After teaching the GMAT in New York for 3 years, I transferred to Kaplan’s London Center. While working out of the London Center, I have taught classes in Ireland, Germany and Italy, in addition to the United Kingdom, and have discovered a few major differences between taking the GMAT in the United States and in Europe. These differences can be broken down into two categories: GMAT content and test administration.
While GMAT content is the same no matter where one takes the exam, students who hail from outside the States often have very different concerns than American test takers, especially in the verbal section. Students whose native language is one other than English often worry about the sentence correction portion of the test. However, though most would expect a native speaker to have the advantage on a test of grammar, one must remember that native speakers, for the most part, did not actually learn much grammar formally when they learned the language.
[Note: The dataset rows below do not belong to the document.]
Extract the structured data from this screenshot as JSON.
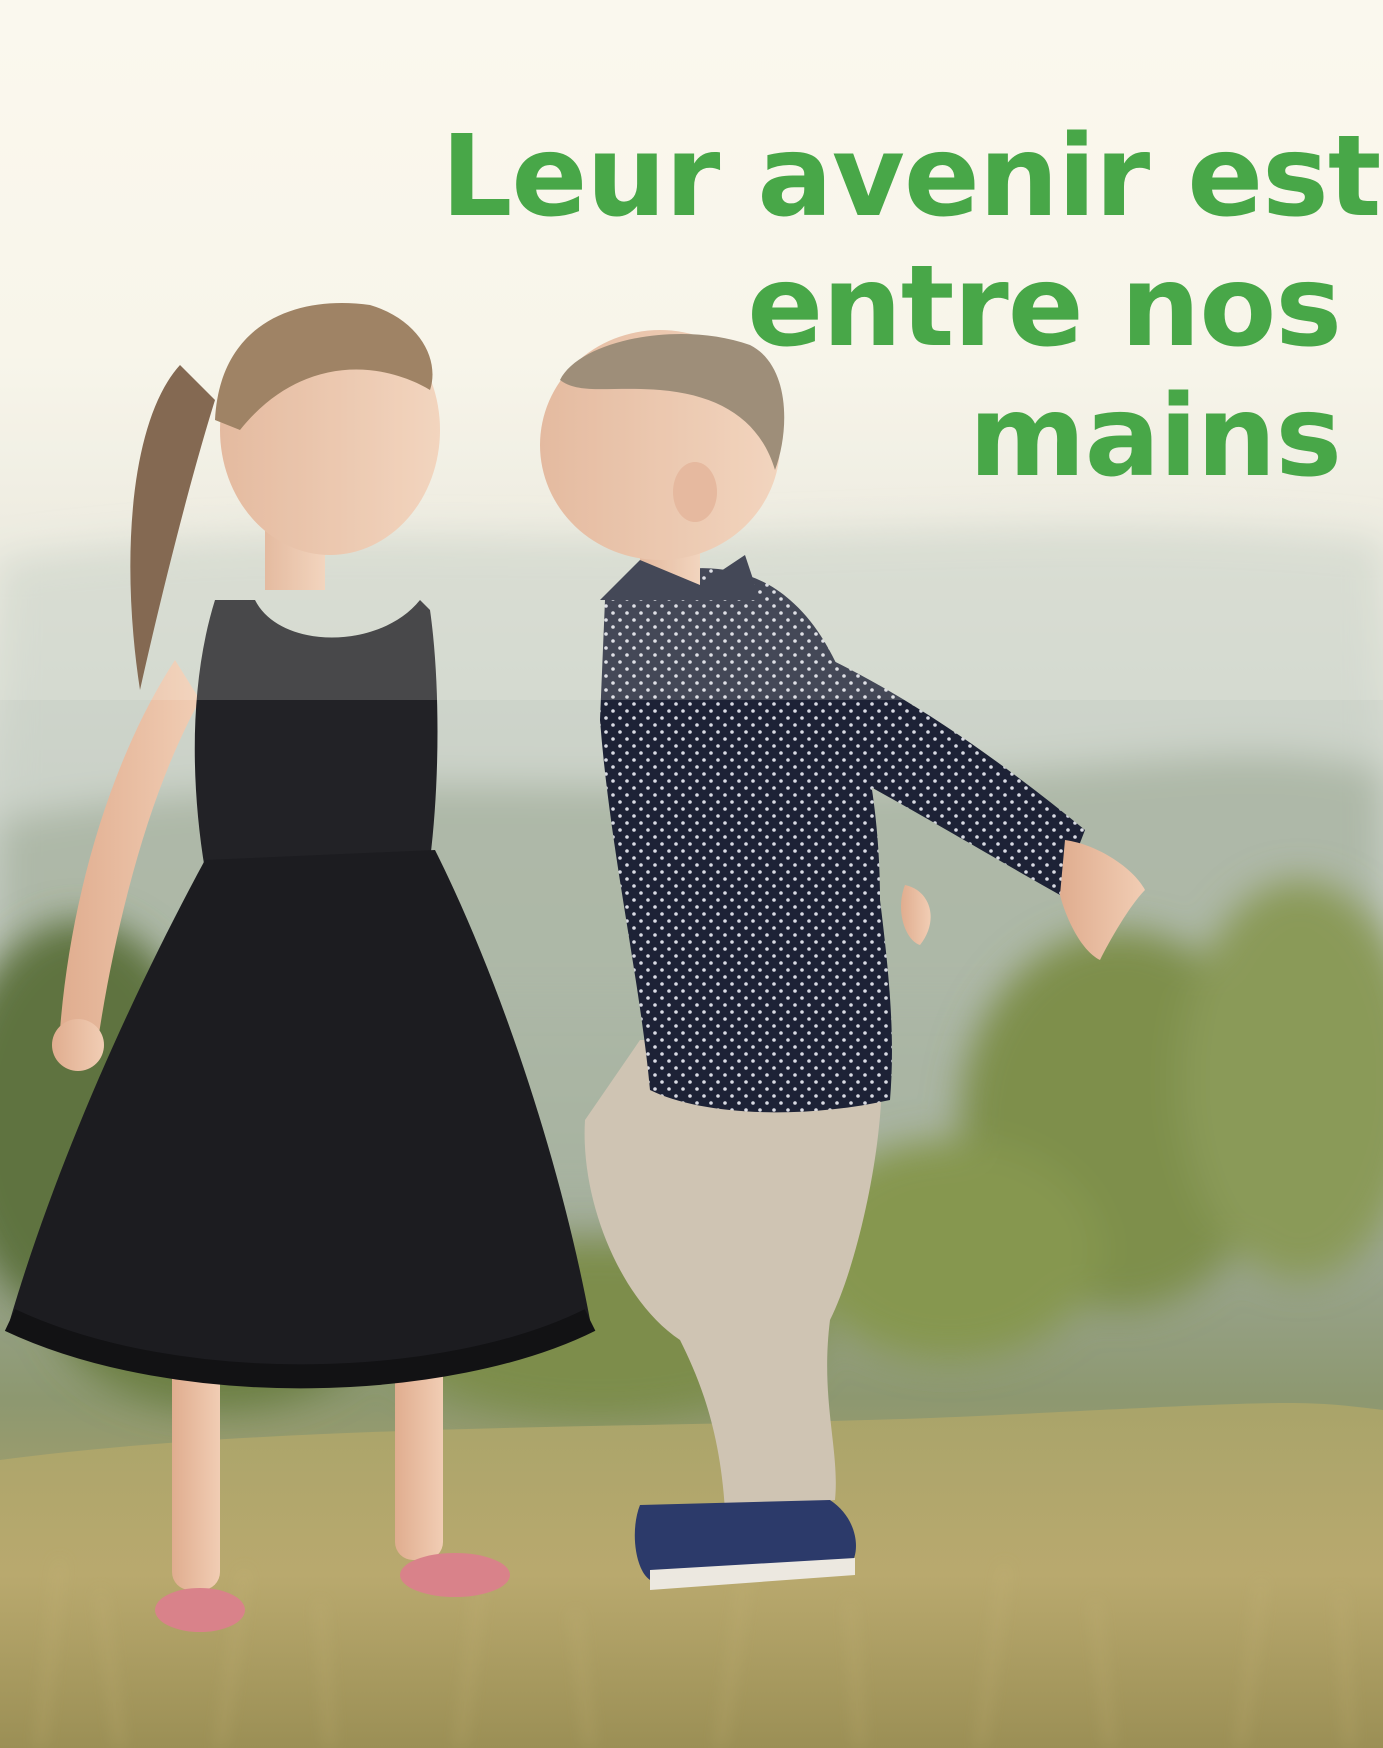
{
  "headline": {
    "lines": [
      "Leur avenir est",
      "entre nos",
      "mains"
    ],
    "color": "#48a748"
  },
  "photo": {
    "subject": "girl-and-boy-icon"
  }
}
Non-native speakers, who have been taught grammar rules from the outset of learning the language, can actually have an easier time approaching sentence correction problems in a systematic manner – a manner far more effective at leading to the correct answer than simply finding the choice that “sounds” right.
Similar concerns often arise for British students when learning that idioms are tested on the GMAT. An idiom is a commonly accepted combination of words that has no specific grammatical underpinning. Basically, it is right because the GMAT says it is right. However, in Britain the commonly accepted phrase is often different from the one accepted in the States. For example, most American students would say they are enrolled in a Kaplan course, while most British students would say they are enrolled on a Kaplan course. Again, no need to worry, as Kaplan includes a list of the most commonly tested idioms and students can simply memorize those with which they are not familiar.
The second big difference is in test administration. Just as is the case in the United States, Pearson Vue administers the GMAT in Europe. However, students in Europe are much more limited in the number of test location/time/date options. For this reason, it is even more important for student outside the United States to make sure they sign up for a test date as soon as they know when and where they would like to take their exam. Remember that, just as in the United States, you can change your test date after signing up, as long as you do so more than five business days before your exam; also, keep in mind that the GMAC will charge you US$50 for this service.